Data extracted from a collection
▶

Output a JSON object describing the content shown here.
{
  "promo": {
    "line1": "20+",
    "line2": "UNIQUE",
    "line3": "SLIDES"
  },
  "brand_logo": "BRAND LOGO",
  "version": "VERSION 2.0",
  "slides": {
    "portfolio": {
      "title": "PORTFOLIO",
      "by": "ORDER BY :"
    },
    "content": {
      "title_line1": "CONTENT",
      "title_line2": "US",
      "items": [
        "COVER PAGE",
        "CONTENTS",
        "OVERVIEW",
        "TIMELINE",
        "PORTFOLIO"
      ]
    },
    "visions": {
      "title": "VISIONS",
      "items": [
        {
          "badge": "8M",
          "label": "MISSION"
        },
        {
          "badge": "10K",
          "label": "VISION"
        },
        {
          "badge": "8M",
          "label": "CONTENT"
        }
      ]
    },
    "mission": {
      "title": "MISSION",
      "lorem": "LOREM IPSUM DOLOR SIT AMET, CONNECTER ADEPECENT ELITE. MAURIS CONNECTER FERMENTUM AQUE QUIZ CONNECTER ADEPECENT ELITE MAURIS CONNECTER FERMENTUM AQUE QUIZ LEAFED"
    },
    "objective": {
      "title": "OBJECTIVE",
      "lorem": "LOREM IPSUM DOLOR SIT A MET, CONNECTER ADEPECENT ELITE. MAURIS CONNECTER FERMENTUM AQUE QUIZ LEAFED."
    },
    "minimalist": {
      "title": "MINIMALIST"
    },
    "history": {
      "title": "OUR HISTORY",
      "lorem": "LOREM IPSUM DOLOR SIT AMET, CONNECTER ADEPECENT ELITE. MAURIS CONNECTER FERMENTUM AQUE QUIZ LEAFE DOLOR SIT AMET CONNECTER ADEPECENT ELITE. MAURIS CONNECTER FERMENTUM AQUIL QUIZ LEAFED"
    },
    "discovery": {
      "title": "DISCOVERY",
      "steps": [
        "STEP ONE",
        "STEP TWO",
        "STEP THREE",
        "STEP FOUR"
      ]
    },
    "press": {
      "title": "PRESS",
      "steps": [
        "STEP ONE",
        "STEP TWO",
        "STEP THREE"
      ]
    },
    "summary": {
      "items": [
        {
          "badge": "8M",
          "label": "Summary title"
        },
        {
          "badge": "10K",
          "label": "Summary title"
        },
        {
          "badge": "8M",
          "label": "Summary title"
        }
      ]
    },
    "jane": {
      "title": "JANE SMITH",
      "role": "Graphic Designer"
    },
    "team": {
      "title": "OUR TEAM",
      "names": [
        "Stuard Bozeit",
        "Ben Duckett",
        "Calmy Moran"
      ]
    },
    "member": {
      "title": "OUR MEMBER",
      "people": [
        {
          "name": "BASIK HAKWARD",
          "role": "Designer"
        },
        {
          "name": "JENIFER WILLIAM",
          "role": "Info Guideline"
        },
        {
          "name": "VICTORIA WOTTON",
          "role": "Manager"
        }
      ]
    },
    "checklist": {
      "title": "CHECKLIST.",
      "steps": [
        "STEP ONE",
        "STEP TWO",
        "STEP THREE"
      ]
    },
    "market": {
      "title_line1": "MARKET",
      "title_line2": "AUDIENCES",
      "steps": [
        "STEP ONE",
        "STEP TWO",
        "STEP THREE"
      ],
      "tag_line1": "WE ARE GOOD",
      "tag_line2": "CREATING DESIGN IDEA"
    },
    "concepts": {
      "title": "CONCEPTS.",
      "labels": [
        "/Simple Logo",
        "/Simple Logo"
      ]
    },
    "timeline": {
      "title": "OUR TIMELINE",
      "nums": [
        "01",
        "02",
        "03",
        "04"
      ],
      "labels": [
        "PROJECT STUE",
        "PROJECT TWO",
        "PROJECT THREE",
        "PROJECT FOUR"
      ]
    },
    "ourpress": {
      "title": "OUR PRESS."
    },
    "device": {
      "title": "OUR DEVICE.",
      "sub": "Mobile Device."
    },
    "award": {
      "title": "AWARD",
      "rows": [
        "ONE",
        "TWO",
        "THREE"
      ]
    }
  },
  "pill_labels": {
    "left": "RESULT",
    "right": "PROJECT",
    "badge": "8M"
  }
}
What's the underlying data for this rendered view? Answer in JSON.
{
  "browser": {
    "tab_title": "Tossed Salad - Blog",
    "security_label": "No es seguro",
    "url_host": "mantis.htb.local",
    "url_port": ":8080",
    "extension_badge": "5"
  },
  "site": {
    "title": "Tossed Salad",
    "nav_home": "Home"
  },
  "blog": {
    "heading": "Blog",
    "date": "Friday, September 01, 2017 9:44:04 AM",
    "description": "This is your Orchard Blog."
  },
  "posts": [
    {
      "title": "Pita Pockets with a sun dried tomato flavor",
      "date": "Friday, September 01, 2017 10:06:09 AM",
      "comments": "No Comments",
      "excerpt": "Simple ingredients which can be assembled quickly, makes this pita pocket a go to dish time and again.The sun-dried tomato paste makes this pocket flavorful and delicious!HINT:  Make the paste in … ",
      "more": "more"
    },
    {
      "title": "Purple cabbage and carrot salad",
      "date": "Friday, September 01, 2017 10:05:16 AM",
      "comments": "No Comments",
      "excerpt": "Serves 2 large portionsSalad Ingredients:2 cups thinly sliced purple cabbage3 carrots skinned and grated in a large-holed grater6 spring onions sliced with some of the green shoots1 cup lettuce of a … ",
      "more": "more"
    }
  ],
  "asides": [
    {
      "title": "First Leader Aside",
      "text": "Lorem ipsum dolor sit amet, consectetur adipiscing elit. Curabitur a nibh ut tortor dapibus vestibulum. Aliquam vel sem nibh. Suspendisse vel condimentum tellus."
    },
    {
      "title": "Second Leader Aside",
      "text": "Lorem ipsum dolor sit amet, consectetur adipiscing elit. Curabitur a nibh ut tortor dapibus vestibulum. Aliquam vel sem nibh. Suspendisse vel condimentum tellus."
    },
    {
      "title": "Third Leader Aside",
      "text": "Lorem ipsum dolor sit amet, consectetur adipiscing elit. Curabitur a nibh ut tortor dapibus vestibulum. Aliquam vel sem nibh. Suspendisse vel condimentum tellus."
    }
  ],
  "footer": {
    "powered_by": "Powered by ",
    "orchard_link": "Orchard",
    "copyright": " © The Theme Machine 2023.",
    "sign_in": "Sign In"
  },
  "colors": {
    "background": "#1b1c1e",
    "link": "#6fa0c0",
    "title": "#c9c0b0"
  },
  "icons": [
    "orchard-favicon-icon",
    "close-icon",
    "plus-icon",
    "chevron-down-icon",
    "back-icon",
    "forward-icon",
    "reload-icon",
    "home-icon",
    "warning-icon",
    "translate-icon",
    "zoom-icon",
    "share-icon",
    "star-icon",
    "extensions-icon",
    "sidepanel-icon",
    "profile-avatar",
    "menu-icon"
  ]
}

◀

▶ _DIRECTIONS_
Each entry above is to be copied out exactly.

▶ _SOLUTION_
Output a JSON object describing the content shown here.
{
  "promo": {
    "line1": "20+",
    "line2": "UNIQUE",
    "line3": "SLIDES"
  },
  "brand_logo": "BRAND LOGO",
  "version": "VERSION 2.0",
  "slides": {
    "portfolio": {
      "title": "PORTFOLIO",
      "by": "ORDER BY :"
    },
    "content": {
      "title_line1": "CONTENT",
      "title_line2": "US",
      "items": [
        "COVER PAGE",
        "CONTENTS",
        "OVERVIEW",
        "TIMELINE",
        "PORTFOLIO"
      ]
    },
    "visions": {
      "title": "VISIONS",
      "items": [
        {
          "badge": "8M",
          "label": "MISSION"
        },
        {
          "badge": "10K",
          "label": "VISION"
        },
        {
          "badge": "8M",
          "label": "CONTENT"
        }
      ]
    },
    "mission": {
      "title": "MISSION",
      "lorem": "LOREM IPSUM DOLOR SIT AMET, CONNECTER ADEPECENT ELITE. MAURIS CONNECTER FERMENTUM AQUE QUIZ CONNECTER ADEPECENT ELITE MAURIS CONNECTER FERMENTUM AQUE QUIZ LEAFED"
    },
    "objective": {
      "title": "OBJECTIVE",
      "lorem": "LOREM IPSUM DOLOR SIT A MET, CONNECTER ADEPECENT ELITE. MAURIS CONNECTER FERMENTUM AQUE QUIZ LEAFED."
    },
    "minimalist": {
      "title": "MINIMALIST"
    },
    "history": {
      "title": "OUR HISTORY",
      "lorem": "LOREM IPSUM DOLOR SIT AMET, CONNECTER ADEPECENT ELITE. MAURIS CONNECTER FERMENTUM AQUE QUIZ LEAFE DOLOR SIT AMET CONNECTER ADEPECENT ELITE. MAURIS CONNECTER FERMENTUM AQUIL QUIZ LEAFED"
    },
    "discovery": {
      "title": "DISCOVERY",
      "steps": [
        "STEP ONE",
        "STEP TWO",
        "STEP THREE",
        "STEP FOUR"
      ]
    },
    "press": {
      "title": "PRESS",
      "steps": [
        "STEP ONE",
        "STEP TWO",
        "STEP THREE"
      ]
    },
    "summary": {
      "items": [
        {
          "badge": "8M",
          "label": "Summary title"
        },
        {
          "badge": "10K",
          "label": "Summary title"
        },
        {
          "badge": "8M",
          "label": "Summary title"
        }
      ]
    },
    "jane": {
      "title": "JANE SMITH",
      "role": "Graphic Designer"
    },
    "team": {
      "title": "OUR TEAM",
      "names": [
        "Stuard Bozeit",
        "Ben Duckett",
        "Calmy Moran"
      ]
    },
    "member": {
      "title": "OUR MEMBER",
      "people": [
        {
          "name": "BASIK HAKWARD",
          "role": "Designer"
        },
        {
          "name": "JENIFER WILLIAM",
          "role": "Info Guideline"
        },
        {
          "name": "VICTORIA WOTTON",
          "role": "Manager"
        }
      ]
    },
    "checklist": {
      "title": "CHECKLIST.",
      "steps": [
        "STEP ONE",
        "STEP TWO",
        "STEP THREE"
      ]
    },
    "market": {
      "title_line1": "MARKET",
      "title_line2": "AUDIENCES",
      "steps": [
        "STEP ONE",
        "STEP TWO",
        "STEP THREE"
      ],
      "tag_line1": "WE ARE GOOD",
      "tag_line2": "CREATING DESIGN IDEA"
    },
    "concepts": {
      "title": "CONCEPTS.",
      "labels": [
        "/Simple Logo",
        "/Simple Logo"
      ]
    },
    "timeline": {
      "title": "OUR TIMELINE",
      "nums": [
        "01",
        "02",
        "03",
        "04"
      ],
      "labels": [
        "PROJECT STUE",
        "PROJECT TWO",
        "PROJECT THREE",
        "PROJECT FOUR"
      ]
    },
    "ourpress": {
      "title": "OUR PRESS."
    },
    "device": {
      "title": "OUR DEVICE.",
      "sub": "Mobile Device."
    },
    "award": {
      "title": "AWARD",
      "rows": [
        "ONE",
        "TWO",
        "THREE"
      ]
    }
  },
  "pill_labels": {
    "left": "RESULT",
    "right": "PROJECT",
    "badge": "8M"
  }
}
What's the underlying data for this rendered view? Answer in JSON.
{
  "browser": {
    "tab_title": "Tossed Salad - Blog",
    "security_label": "No es seguro",
    "url_host": "mantis.htb.local",
    "url_port": ":8080",
    "extension_badge": "5"
  },
  "site": {
    "title": "Tossed Salad",
    "nav_home": "Home"
  },
  "blog": {
    "heading": "Blog",
    "date": "Friday, September 01, 2017 9:44:04 AM",
    "description": "This is your Orchard Blog."
  },
  "posts": [
    {
      "title": "Pita Pockets with a sun dried tomato flavor",
      "date": "Friday, September 01, 2017 10:06:09 AM",
      "comments": "No Comments",
      "excerpt": "Simple ingredients which can be assembled quickly, makes this pita pocket a go to dish time and again.The sun-dried tomato paste makes this pocket flavorful and delicious!HINT:  Make the paste in … ",
      "more": "more"
    },
    {
      "title": "Purple cabbage and carrot salad",
      "date": "Friday, September 01, 2017 10:05:16 AM",
      "comments": "No Comments",
      "excerpt": "Serves 2 large portionsSalad Ingredients:2 cups thinly sliced purple cabbage3 carrots skinned and grated in a large-holed grater6 spring onions sliced with some of the green shoots1 cup lettuce of a … ",
      "more": "more"
    }
  ],
  "asides": [
    {
      "title": "First Leader Aside",
      "text": "Lorem ipsum dolor sit amet, consectetur adipiscing elit. Curabitur a nibh ut tortor dapibus vestibulum. Aliquam vel sem nibh. Suspendisse vel condimentum tellus."
    },
    {
      "title": "Second Leader Aside",
      "text": "Lorem ipsum dolor sit amet, consectetur adipiscing elit. Curabitur a nibh ut tortor dapibus vestibulum. Aliquam vel sem nibh. Suspendisse vel condimentum tellus."
    },
    {
      "title": "Third Leader Aside",
      "text": "Lorem ipsum dolor sit amet, consectetur adipiscing elit. Curabitur a nibh ut tortor dapibus vestibulum. Aliquam vel sem nibh. Suspendisse vel condimentum tellus."
    }
  ],
  "footer": {
    "powered_by": "Powered by ",
    "orchard_link": "Orchard",
    "copyright": " © The Theme Machine 2023.",
    "sign_in": "Sign In"
  },
  "colors": {
    "background": "#1b1c1e",
    "link": "#6fa0c0",
    "title": "#c9c0b0"
  },
  "icons": [
    "orchard-favicon-icon",
    "close-icon",
    "plus-icon",
    "chevron-down-icon",
    "back-icon",
    "forward-icon",
    "reload-icon",
    "home-icon",
    "warning-icon",
    "translate-icon",
    "zoom-icon",
    "share-icon",
    "star-icon",
    "extensions-icon",
    "sidepanel-icon",
    "profile-avatar",
    "menu-icon"
  ]
}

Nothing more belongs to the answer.